Brief synoposis covering some of the facts of this, including some things which were in the OP's links (which some appear not to have seen.)
--PenAir is already operating in Boston with a handful of EAS markets they were awarded last year.
--The partnership with Alaska Airlines is long-standing based on their operations in the state of Alaska. It's nothing established for nor intended to benefit the operation in New England.
--PenAIr does not code share with Alaska on their Boston flights.
--Because PenAir's operating is focused on Boston, if they're going to fly the classic business schedule it essentially needs to be based on Boston, not in Islip. Both the morning and evening round trip operates BOS
, not ISP
. Were it to be "based" in Islip and fly ISP
with an early-morning flight, then the plane would sit idle in ISP
all day until the evening ISP
flight. That essentially strands a crew and an aircraft in ISP
all day until the evening flight. If they're committed to a classic business schedule as they have published, basing the place and crew in ISP
is a non-starter until/unless a more complex and frequent operation comes to pass.
--This service is "subsidized" with incentives and initial marketing money, but not with revenue guarantees, travel banks or similar loss-covering provisions. These sorts of incentives and marketing stipends are very
common at airports large and small for specific new services. So while it is definitely a subsidy of sorts, it's not out of the ordinary and definitely does not ensure profits for PenAir.
I'm definiltey hopeful the service succeeds and demonstrates a niche exists for turpoprop service in targeted markets. The days when 6x/day 200-mile hops with 19-seat props were commonplace and profitable are long gone. But I do think there are many city pairs with perhaps 5-7 hour drives where enough travelers (esp business travelers) are willing to pay fares high enough to support nonstop turboprop service. My biggest concern...both about BOS
and about similar services I propose...is that they face real dificulty if they operate without a frequent flyer tie-in. The real road warriors you need to chose your nonstop flights are often additcted to FF
programs. Even if they're Delta junkies and you can only offer them United miles, they probably have a lesser-used United account to at least earn something.

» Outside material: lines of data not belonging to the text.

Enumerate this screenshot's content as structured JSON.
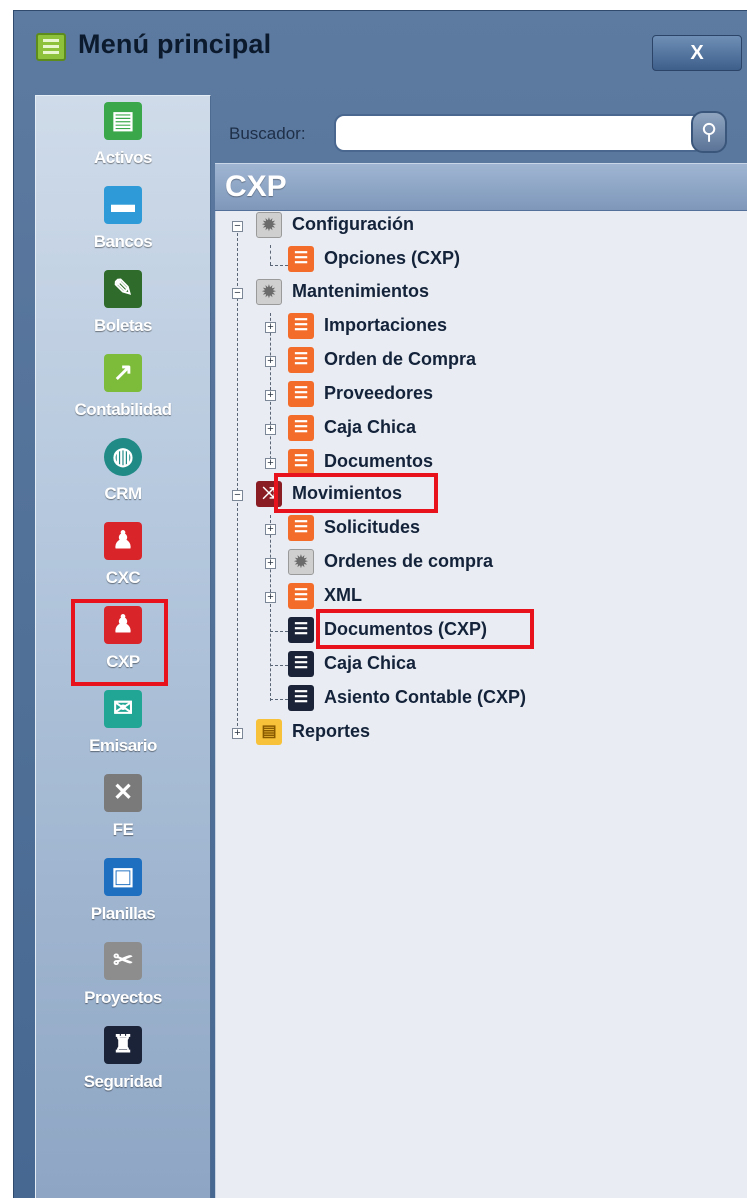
{
  "window": {
    "title": "Menú principal",
    "close_label": "X"
  },
  "sidebar": {
    "modules": [
      {
        "label": "Activos",
        "icon": "cash-register-icon",
        "color": "#3aa84a"
      },
      {
        "label": "Bancos",
        "icon": "briefcase-icon",
        "color": "#2e9bd8"
      },
      {
        "label": "Boletas",
        "icon": "teacher-board-icon",
        "color": "#2f6b2a"
      },
      {
        "label": "Contabilidad",
        "icon": "chart-icon",
        "color": "#7dbb3b"
      },
      {
        "label": "CRM",
        "icon": "globe-icon",
        "color": "#1f8a86"
      },
      {
        "label": "CXC",
        "icon": "person-pushing-icon",
        "color": "#d9252a"
      },
      {
        "label": "CXP",
        "icon": "person-sowing-icon",
        "color": "#d9252a"
      },
      {
        "label": "Emisario",
        "icon": "envelope-icon",
        "color": "#21a595"
      },
      {
        "label": "FE",
        "icon": "wrench-screwdriver-icon",
        "color": "#7a7a7a"
      },
      {
        "label": "Planillas",
        "icon": "document-icon",
        "color": "#1f6fc1"
      },
      {
        "label": "Proyectos",
        "icon": "ruler-pencil-icon",
        "color": "#8d8d8d"
      },
      {
        "label": "Seguridad",
        "icon": "castle-icon",
        "color": "#1b2338"
      }
    ],
    "highlight_color": "#e8121c"
  },
  "search": {
    "label": "Buscador:",
    "value": "",
    "placeholder": ""
  },
  "section": {
    "title": "CXP"
  },
  "tree": {
    "configuracion": {
      "label": "Configuración",
      "children": [
        "Opciones (CXP)"
      ]
    },
    "mantenimientos": {
      "label": "Mantenimientos",
      "children": [
        "Importaciones",
        "Orden de Compra",
        "Proveedores",
        "Caja Chica",
        "Documentos"
      ]
    },
    "movimientos": {
      "label": "Movimientos",
      "children": [
        "Solicitudes",
        "Ordenes de compra",
        "XML",
        "Documentos (CXP)",
        "Caja Chica",
        "Asiento Contable (CXP)"
      ]
    },
    "reportes": {
      "label": "Reportes"
    }
  }
}
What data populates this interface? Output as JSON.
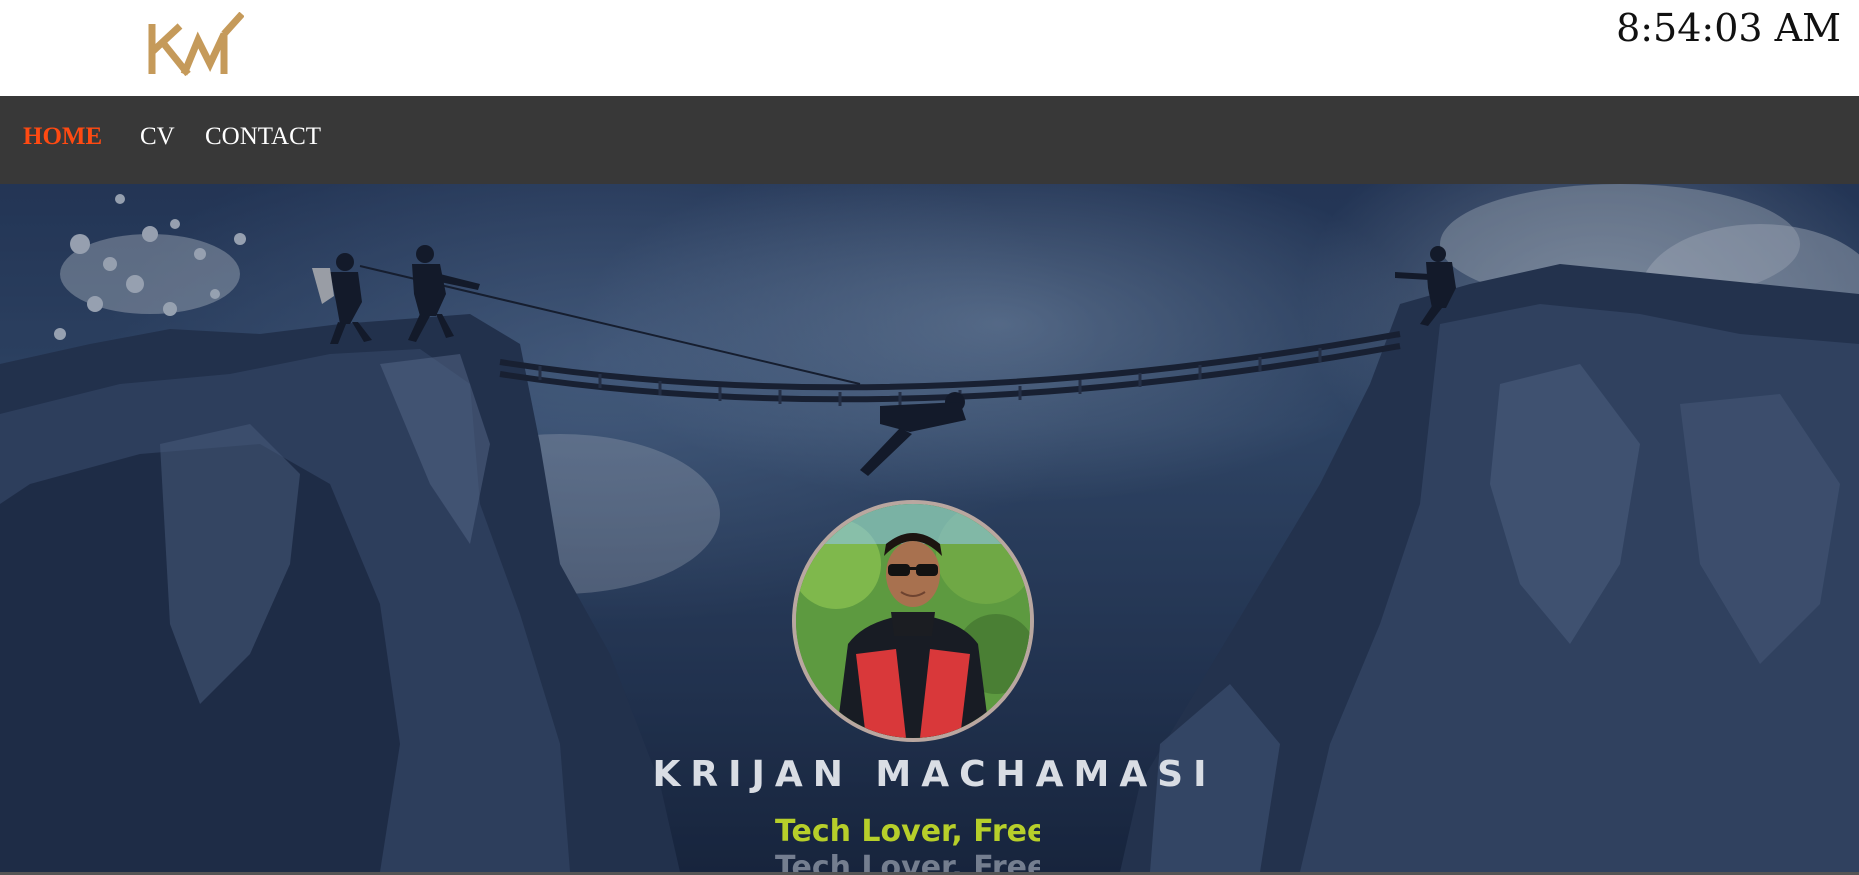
{
  "header": {
    "logo_icon": "km-monogram-logo",
    "logo_color": "#c59a5a",
    "clock_text": "8:54:03 AM"
  },
  "nav": {
    "items": [
      {
        "label": "HOME",
        "active": true
      },
      {
        "label": "CV",
        "active": false
      },
      {
        "label": "CONTACT",
        "active": false
      }
    ],
    "active_color": "#ff4a12",
    "background": "#383838"
  },
  "hero": {
    "name": "KRIJAN MACHAMASI",
    "tagline": "Tech Lover, Free",
    "tagline_color": "#b7cf2a"
  }
}
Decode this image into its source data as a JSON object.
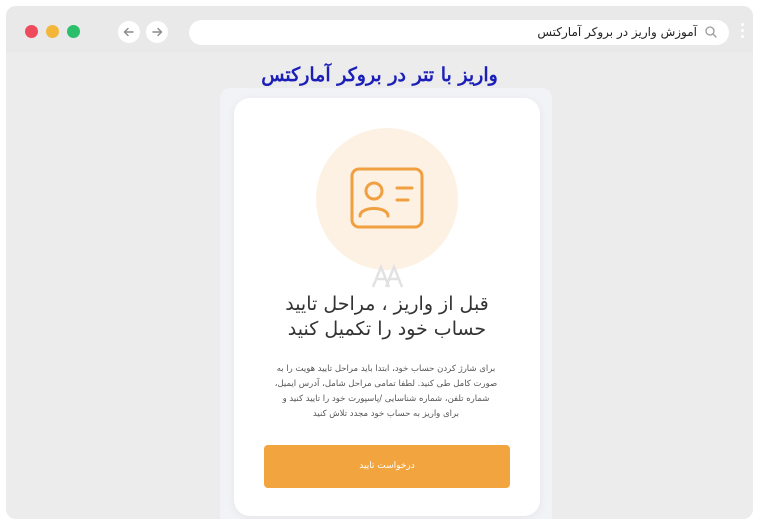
{
  "browser": {
    "address_text": "آموزش واریز در بروکر آمارکتس",
    "icons": {
      "back": "arrow-left-icon",
      "forward": "arrow-right-icon",
      "search": "search-icon",
      "menu": "more-vertical-icon"
    },
    "traffic_lights": [
      "#ee4b5d",
      "#f4b63a",
      "#2bbf6c"
    ]
  },
  "page": {
    "heading": "واریز با تتر در بروکر آمارکتس"
  },
  "card": {
    "icon": "id-card-icon",
    "accent_color": "#f2a53e",
    "title_line1": "قبل از واریز ، مراحل تایید",
    "title_line2": "حساب خود را تکمیل کنید",
    "desc_line1": "برای شارژ کردن حساب خود، ابتدا باید مراحل تایید هویت را به",
    "desc_line2": "صورت کامل طی کنید. لطفا تمامی مراحل شامل، آدرس ایمیل،",
    "desc_line3": "شماره تلفن، شماره شناسایی /پاسپورت خود را تایید کنید و",
    "desc_line4": "برای واریز به حساب خود مجدد تلاش کنید",
    "button_label": "درخواست تایید"
  }
}
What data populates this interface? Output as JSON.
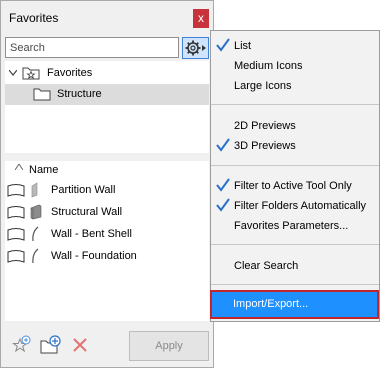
{
  "palette": {
    "title": "Favorites",
    "close_glyph": "x",
    "search_placeholder": "Search",
    "tree": {
      "root": "Favorites",
      "child": "Structure"
    },
    "column_header": "Name",
    "items": [
      {
        "label": "Partition Wall",
        "icon": "partition-wall-icon"
      },
      {
        "label": "Structural Wall",
        "icon": "structural-wall-icon"
      },
      {
        "label": "Wall - Bent Shell",
        "icon": "bent-shell-wall-icon"
      },
      {
        "label": "Wall - Foundation",
        "icon": "foundation-wall-icon"
      }
    ],
    "apply_label": "Apply"
  },
  "menu": {
    "view_mode": [
      "List",
      "Medium Icons",
      "Large Icons"
    ],
    "previews": [
      "2D Previews",
      "3D Previews"
    ],
    "filters": [
      "Filter to Active Tool Only",
      "Filter Folders Automatically",
      "Favorites Parameters..."
    ],
    "clear": "Clear Search",
    "import_export": "Import/Export...",
    "checked": [
      "List",
      "3D Previews",
      "Filter to Active Tool Only",
      "Filter Folders Automatically"
    ]
  },
  "colors": {
    "highlight": "#1e90ff",
    "highlight_border": "#c0272d",
    "check": "#2a6fc9",
    "close": "#c8323a"
  }
}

But if those travelers can't earn useful credits, many won't make the change from their current means of travel, whatever that may be.